News and Information

Voters are influenced by friends, neighbors and groups, UC Davis study says

July 31, 2012

woman in front of sign "Nightingale for Governor" with man holding sign

Gubernatorial candidate Chelene Nightingale appears on Vanderhoef Quad with a handful of supporters during the 2010 gubernatorial debate on campus. Psychologist Alison Ledgerwood says people, signs, pins and banners influence voters. (Karin Higgins/UC Davis photo)

Neighbors’ lawn signs, public opinion polls and even a conversation in the next restaurant booth can affect how people vote in an election, suggests a new University of California, Davis, study. But it all depends on how far away the election is.

“Research like this highlights the fact that we are social creatures,” said Alison Ledgerwood, assistant professor of psychology at UC Davis and author of the study. “We clearly use other people to help us make our decisions, but what this research shows is that we rely on different people’s opinions for near-future and distant-future events.”

Ledgerwood’s study — using both New York University and UC Davis student subjects in simulated votes and opinion surveys — found that when it comes to decisions about the distant future, peer group opinions carry a lot of weight.
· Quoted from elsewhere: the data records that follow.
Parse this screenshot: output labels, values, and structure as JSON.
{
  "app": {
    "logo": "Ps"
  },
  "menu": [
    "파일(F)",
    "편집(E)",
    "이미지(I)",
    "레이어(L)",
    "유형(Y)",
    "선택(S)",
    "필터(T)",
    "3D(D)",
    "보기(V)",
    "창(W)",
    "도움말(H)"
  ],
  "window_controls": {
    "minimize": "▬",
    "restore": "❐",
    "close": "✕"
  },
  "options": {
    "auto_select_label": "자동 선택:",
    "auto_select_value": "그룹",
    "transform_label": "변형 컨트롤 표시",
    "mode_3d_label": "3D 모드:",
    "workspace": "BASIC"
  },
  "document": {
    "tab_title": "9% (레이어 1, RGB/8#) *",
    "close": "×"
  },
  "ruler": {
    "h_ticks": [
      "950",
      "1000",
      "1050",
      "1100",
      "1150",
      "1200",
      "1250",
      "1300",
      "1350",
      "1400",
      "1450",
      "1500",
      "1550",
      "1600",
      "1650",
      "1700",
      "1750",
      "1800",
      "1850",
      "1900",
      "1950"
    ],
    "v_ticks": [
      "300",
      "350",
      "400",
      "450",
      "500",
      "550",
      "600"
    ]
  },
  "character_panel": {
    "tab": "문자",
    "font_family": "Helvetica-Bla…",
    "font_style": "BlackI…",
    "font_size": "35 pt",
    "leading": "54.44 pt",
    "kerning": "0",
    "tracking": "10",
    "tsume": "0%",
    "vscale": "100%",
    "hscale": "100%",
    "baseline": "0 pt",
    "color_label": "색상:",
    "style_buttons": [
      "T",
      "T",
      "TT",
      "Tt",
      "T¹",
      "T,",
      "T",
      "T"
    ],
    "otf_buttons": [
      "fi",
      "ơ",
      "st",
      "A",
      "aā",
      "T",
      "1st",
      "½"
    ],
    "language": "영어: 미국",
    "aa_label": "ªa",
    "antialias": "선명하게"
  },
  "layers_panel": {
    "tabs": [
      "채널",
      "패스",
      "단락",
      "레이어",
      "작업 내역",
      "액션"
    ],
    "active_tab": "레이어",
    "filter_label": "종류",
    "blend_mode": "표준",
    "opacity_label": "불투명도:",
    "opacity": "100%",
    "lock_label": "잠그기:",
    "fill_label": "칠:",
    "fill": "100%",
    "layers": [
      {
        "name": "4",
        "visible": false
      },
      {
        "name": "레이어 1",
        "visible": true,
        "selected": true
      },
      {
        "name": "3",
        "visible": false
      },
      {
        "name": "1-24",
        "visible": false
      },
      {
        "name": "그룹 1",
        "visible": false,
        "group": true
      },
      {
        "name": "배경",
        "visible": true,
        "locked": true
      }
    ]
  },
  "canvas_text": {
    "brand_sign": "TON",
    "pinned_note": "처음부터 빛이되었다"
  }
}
“When thinking about an election that will occur next year, rather than tomorrow, or when voting by absentee ballot rather than in person at the voting booth, individuals may be especially likely to adopt whatever opinions seem to be endorsed by a majority of their group members,” Ledgerwood said.

But as an election nears, the views of individuals become more influential.

“Tuning into what the person sitting next to you happens to think about an issue is a great strategy for getting along in the current context,” she said.

The research suggests that people making calls to voters months ahead of time trying to influence a vote might embrace specific tactics: “You might want to mention polling results. You might want to say: Most people in your political party think this is a good candidate or a good issue,” Ledgerwood said.

However, polls announced the day or week before probably have little effect. “As we get closer to voting day, polls affect us less and less,” she said. “Meanwhile, what one other person happens to think might affect us more and more. The point is, we are always influenced by what other people think, but who influences us most is going to depend on timing.”

Ledgerwood’s article, “The Social Side of Abstraction: Psychological Distance Enhances Conformity to Group Norms” was co-authored by UC Davis graduate student Shannon Callahan and appears in the latest issue of Psychological Science. The article is available by clicking on “request” in the top right corner at: http://psychology.ucdavis.edu/Labs/Ledgerwood/PWT/index.cfm?Section=3.

About UC Davis

UC Davis is a global community of individuals united to better humanity and our natural world while seeking solutions to some of our most pressing challenges. Located near the California state capital, UC Davis has more than 34,000 students, and the full-time equivalent of 4,100 faculty and other academics and 17,400 staff. The campus has an annual research budget of over $750 million, a comprehensive health system and about two dozen specialized research centers. The university offers interdisciplinary graduate study and 99 undergraduate majors in four colleges and six professional schools.

Media contact(s):


Return to the previous page